The 2017 Niro, Kia’s first dedicated hybrid vehicle, completed the 3715.4 mile long journey from Los Angeles to New York on just 4.1 tanks of petrol, equating to a fuel consumption of 76.6 mpg.
The vehicle was not altered in any way for the attempt, although Kia did employ the service of so-called “hypermiling” specialist Wayne Gerdes, who already holds a number of world records for extreme energy-efficient driving. However, according to the company’s website, the car - which was unveiled at the Chicago Auto Show earlier this year - has a targeted efficiency of a still impressive 50mpg and a near 600-mile range.
At the heart of the car’s powertrain is a 1.6-litre GDI four-cylinder engine designed specifically for hybrid applications.
Outputting 104 horsepower, Kia claims that the new engine marks the first combination of the Atkinson Cycle, cooled exhaust gas recirculation (EGR), GDI and a long-stroke-narrow-bore specification to maximise efficiency to up to 50 mpg.
Efficiency and emissions are further improved via an exhaust heat recovery system, which speeds engine warm-up by routeing coolant to a heat exchanger in the exhaust system.
A 43 hp tractive motor is fitted between the engine and transmission and works in tandem with the gasoline engine to produce a robust 139 horsepower and 195 lb.-ft. of torque.
That power is transmitted through a newly developed, second-generation six-speed dual-clutch transmission (DCT), which not only boosts efficiency but is also plays a key role in the Niro’s driving experience. According to Kia, the transmission delivers smooth, quick shifts for a natural and spirited feel, which is in stark contrast to that of other hybrids equipped with continuously variable transmissions.
Electric energy and power for the whole system is provided by a compact and lightweight 1.56-kWh Lithium Ion Polymer battery located underneath the rear seat.

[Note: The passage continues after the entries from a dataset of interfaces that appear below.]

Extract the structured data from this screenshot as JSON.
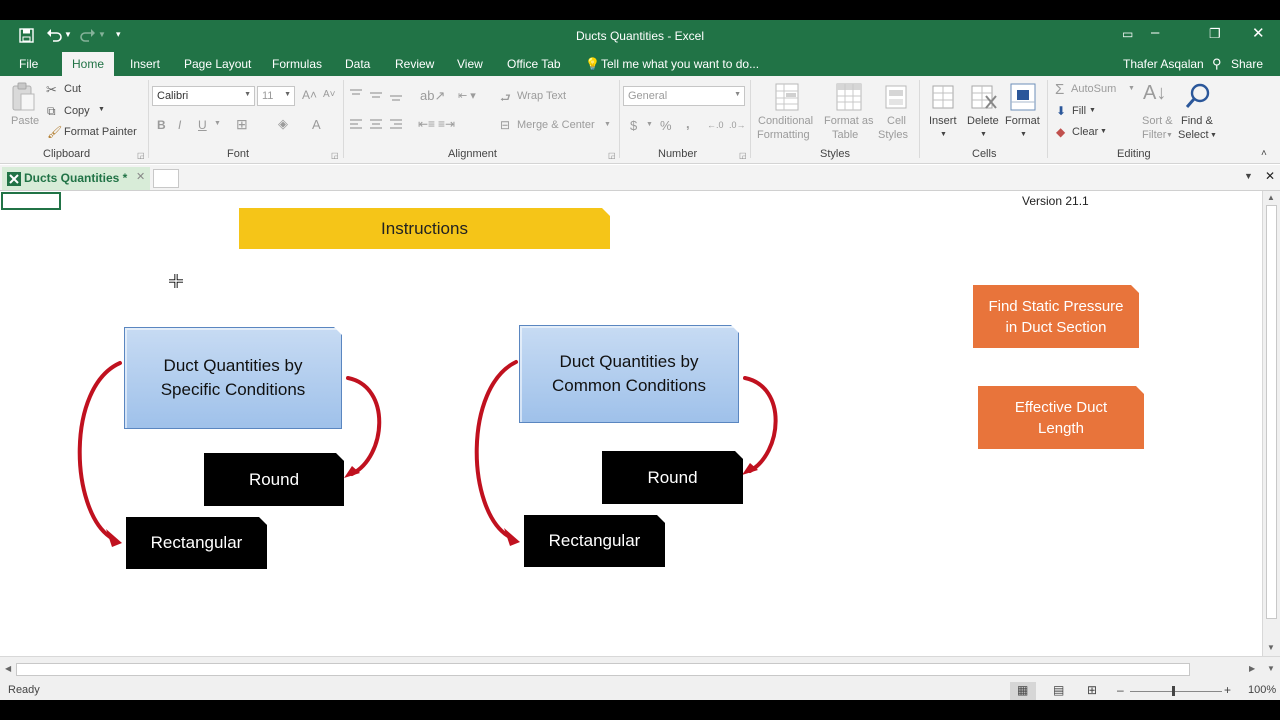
{
  "window": {
    "title": "Ducts Quantities - Excel"
  },
  "qat": {
    "save_icon": "save-icon",
    "undo_icon": "undo-icon",
    "redo_icon": "redo-icon",
    "customize_icon": "customize-qat-icon"
  },
  "menu": {
    "tabs": [
      "File",
      "Home",
      "Insert",
      "Page Layout",
      "Formulas",
      "Data",
      "Review",
      "View",
      "Office Tab"
    ],
    "active_tab": "Home",
    "tell_me": "Tell me what you want to do...",
    "user": "Thafer Asqalan",
    "share": "Share"
  },
  "ribbon": {
    "clipboard": {
      "paste": "Paste",
      "cut": "Cut",
      "copy": "Copy",
      "format_painter": "Format Painter",
      "label": "Clipboard"
    },
    "font": {
      "name": "Calibri",
      "size": "11",
      "bold": "B",
      "italic": "I",
      "underline": "U",
      "label": "Font"
    },
    "alignment": {
      "wrap_text": "Wrap Text",
      "merge_center": "Merge & Center",
      "label": "Alignment"
    },
    "number": {
      "format": "General",
      "currency": "$",
      "percent": "%",
      "comma": ",",
      "label": "Number"
    },
    "styles": {
      "conditional_1": "Conditional",
      "conditional_2": "Formatting",
      "format_table_1": "Format as",
      "format_table_2": "Table",
      "cell_styles_1": "Cell",
      "cell_styles_2": "Styles",
      "label": "Styles"
    },
    "cells": {
      "insert": "Insert",
      "delete": "Delete",
      "format": "Format",
      "label": "Cells"
    },
    "editing": {
      "autosum": "AutoSum",
      "fill": "Fill",
      "clear": "Clear",
      "sort_1": "Sort &",
      "sort_2": "Filter",
      "find_1": "Find &",
      "find_2": "Select",
      "label": "Editing"
    }
  },
  "workbook": {
    "tab_label": "Ducts Quantities *"
  },
  "sheet": {
    "version": "Version 21.1",
    "instructions": "Instructions",
    "left_group": {
      "title": "Duct Quantities by Specific Conditions",
      "round": "Round",
      "rectangular": "Rectangular"
    },
    "right_group": {
      "title": "Duct Quantities by Common Conditions",
      "round": "Round",
      "rectangular": "Rectangular"
    },
    "static_pressure": "Find Static Pressure in Duct Section",
    "effective_length": "Effective Duct Length",
    "colors": {
      "yellow": "#f5c518",
      "blue": "#b2cdee",
      "orange": "#e8743b",
      "arrow": "#c0111f"
    }
  },
  "status": {
    "ready": "Ready",
    "zoom": "100%"
  }
}
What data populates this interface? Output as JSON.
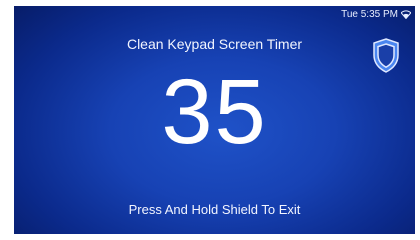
{
  "status_bar": {
    "time": "Tue 5:35 PM",
    "wifi_icon": "wifi-icon"
  },
  "title": "Clean Keypad Screen Timer",
  "countdown": "35",
  "hint": "Press And Hold Shield To Exit",
  "shield_icon": "shield-icon",
  "colors": {
    "background": "#1742b4",
    "text": "#ffffff",
    "shield_fill": "#4a86f0"
  }
}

Because the high-voltage battery is both power and energy dense, it is smaller and lighter than other hybrid batteries, and also allowed engineers to downsize the gasoline engine to further maximise fuel economy and reduce emissions.